(än`tsyō), Lat. Antium, town (1991 pop. 33,497), in Latium, central Italy, on the Tyrrhenian Sea. It is a seaside resort with a fishing industry. A Volscian town, it was captured by Rome in 341 B.C. and became a favorite resort of the Romans. Nero and Caligula were born there; among the ruins of Nero's villa two famous statues, the Apollo Belvedere and the Girl of Anzio, were found. Anzio declined in the Middle Ages, but it revived c.1700 and became a residence of the popes. During World War II, Allied troops landed (Jan., 1944) at Anzio and nearby Nettuno to draw German forces from Cassino, thus effecting a breakthrough (May, 1944) to Rome.

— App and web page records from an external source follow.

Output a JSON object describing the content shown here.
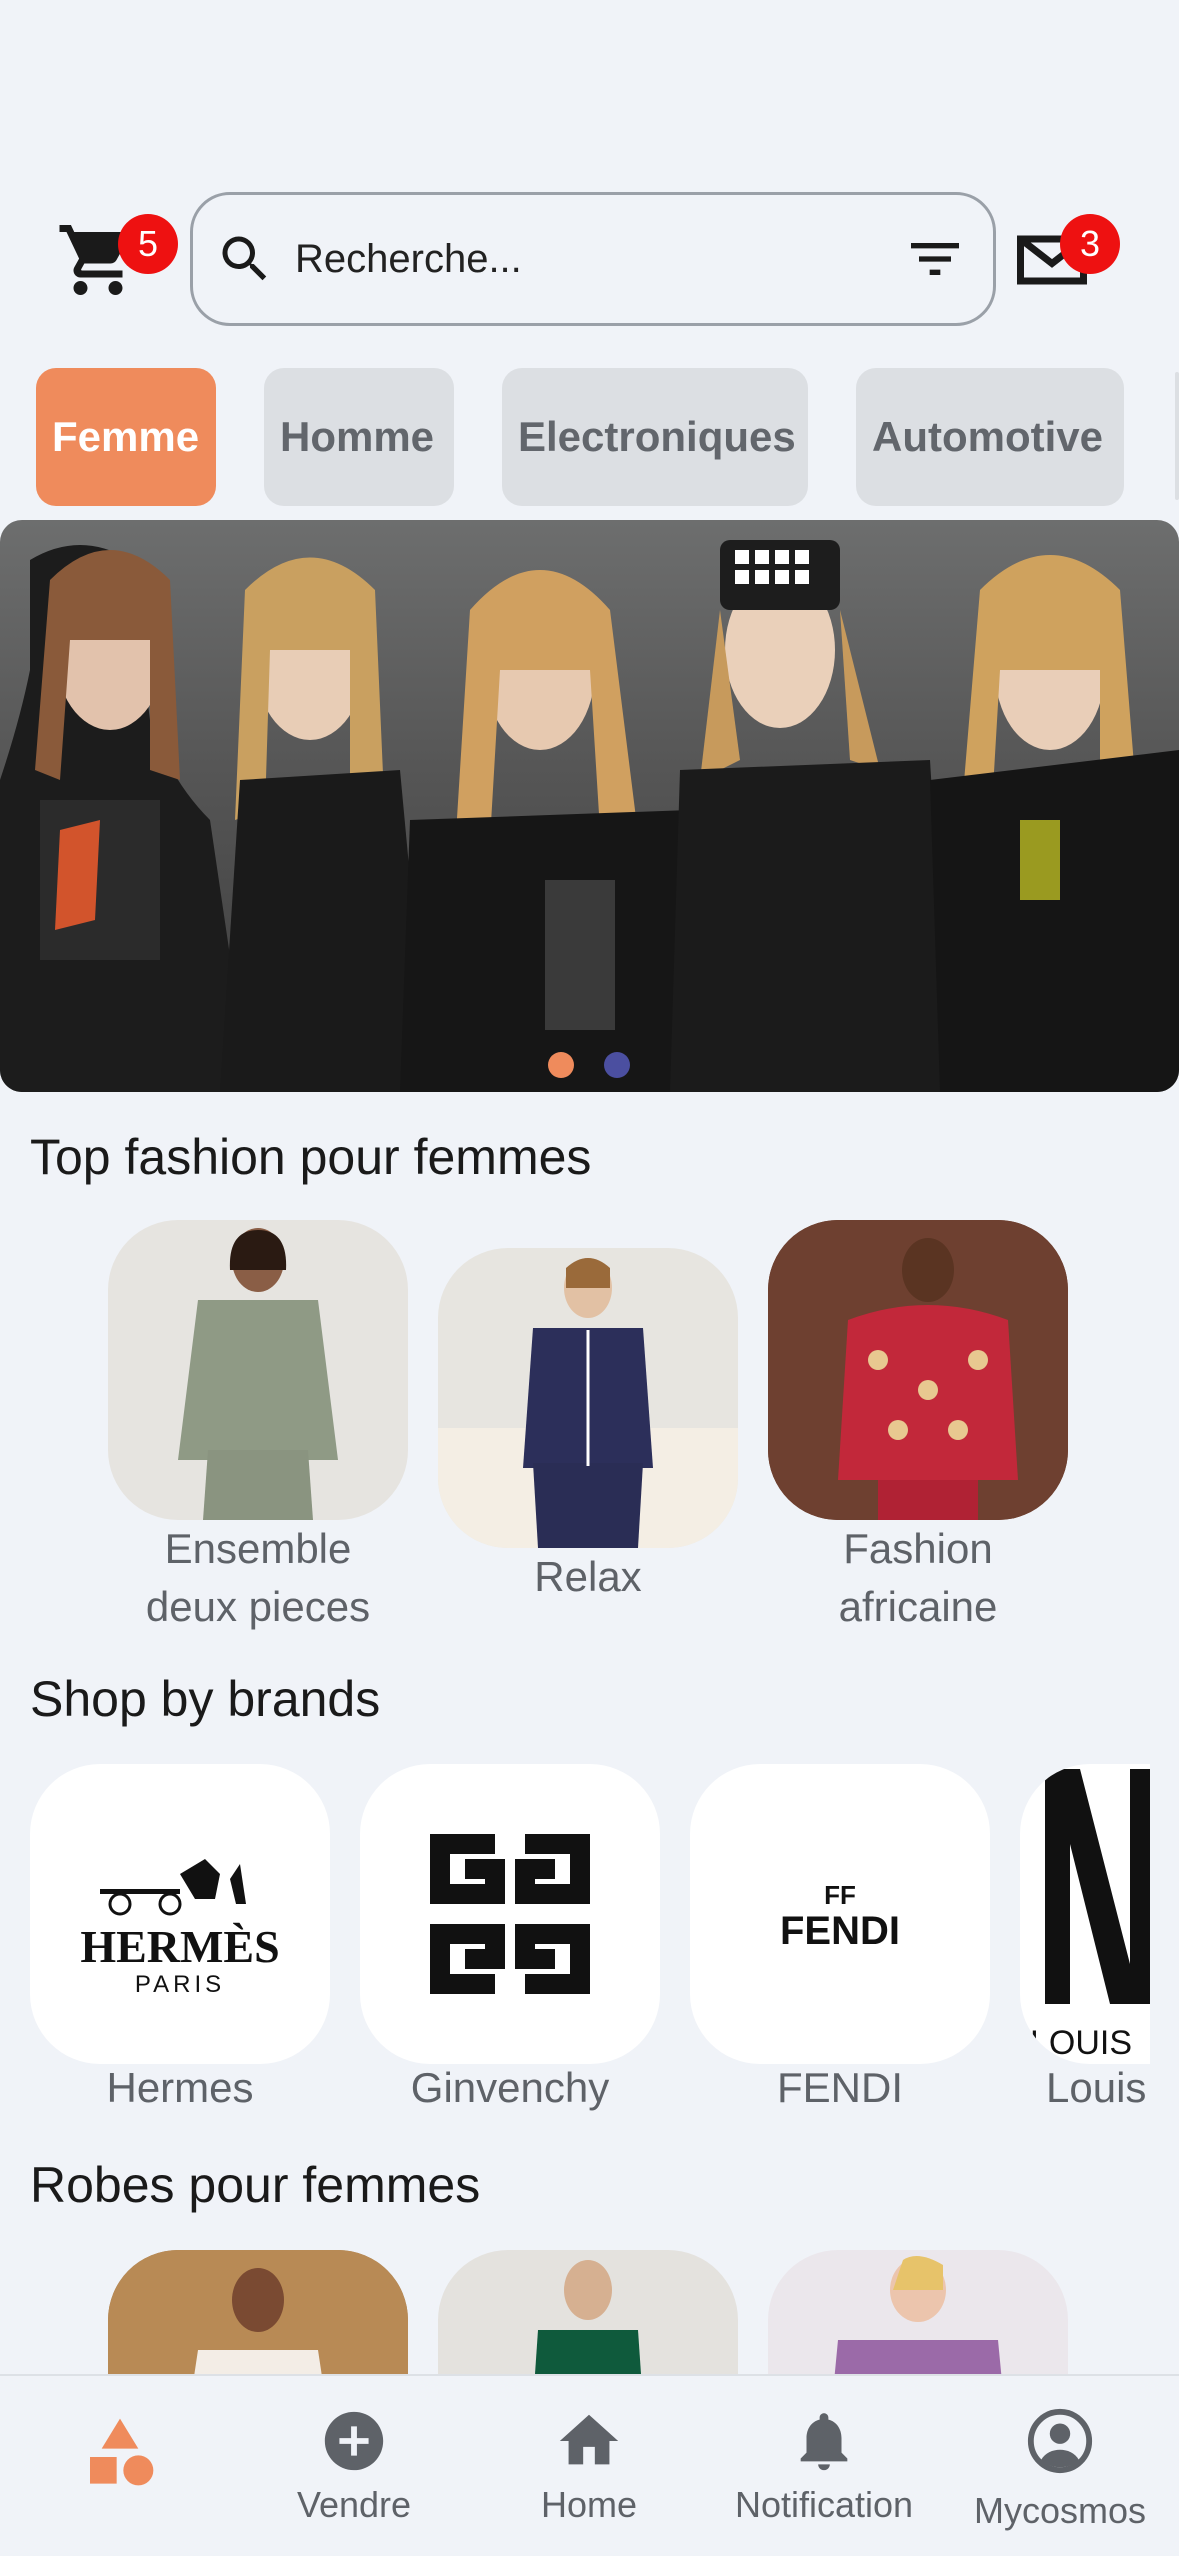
{
  "header": {
    "cart_count": "5",
    "search_placeholder": "Recherche...",
    "mail_count": "3"
  },
  "categories": [
    "Femme",
    "Homme",
    "Electroniques",
    "Automotive"
  ],
  "sections": {
    "top_fashion": {
      "title": "Top fashion pour femmes",
      "items": [
        {
          "label_line1": "Ensemble",
          "label_line2": "deux pieces"
        },
        {
          "label_line1": "Relax",
          "label_line2": ""
        },
        {
          "label_line1": "Fashion",
          "label_line2": "africaine"
        }
      ]
    },
    "brands": {
      "title": "Shop by brands",
      "items": [
        {
          "label": "Hermes",
          "logo_main": "HERMÈS",
          "logo_sub": "PARIS"
        },
        {
          "label": "Ginvenchy"
        },
        {
          "label": "FENDI",
          "logo_main": "FENDI",
          "logo_mark": "FF"
        },
        {
          "label": "Louis",
          "logo_text": "LOUIS"
        }
      ]
    },
    "dresses": {
      "title": "Robes pour femmes"
    }
  },
  "bottom_nav": [
    {
      "label": "",
      "icon": "shapes-icon"
    },
    {
      "label": "Vendre",
      "icon": "plus-circle-icon"
    },
    {
      "label": "Home",
      "icon": "home-icon"
    },
    {
      "label": "Notification",
      "icon": "bell-icon"
    },
    {
      "label": "Mycosmos",
      "icon": "account-circle-icon"
    }
  ],
  "colors": {
    "accent": "#ef8b5c",
    "badge": "#ee1111",
    "background": "#f0f3f8"
  }
}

Anzio

a port and resort on the W coast of Italy: site of Allied landings in World War II. Pop.: 36 952 (2001)
References in periodicals archive ?
The first casualty occurred in February 1944 when enemy shelling near Anzio, Italy, killed Lt Terry Rowe.
From Oran he went to Anzio, Italy, where he was wounded in battle in early 1944, struck in the leg by shrapnel.
Ewing's Purple Heart, a medal he was awarded for being wounded on the beaches of Anzio, Italy, in 1944.
At Anzio, Italy, he met fellow comrade Cpl Eric Mallinson, of Holmfirth, who served in North Africa, Italy, Palestine, Syria and Egypt.
He fought at Anzio, Italy, in 1944, as an artillerist.
He received a purple heart for an injury he sustained in the invasion of Anzio, Italy.
When Allied armies hit the beach at Anzio, Italy, in January 1944, 200 American nurses went ashore with the troops.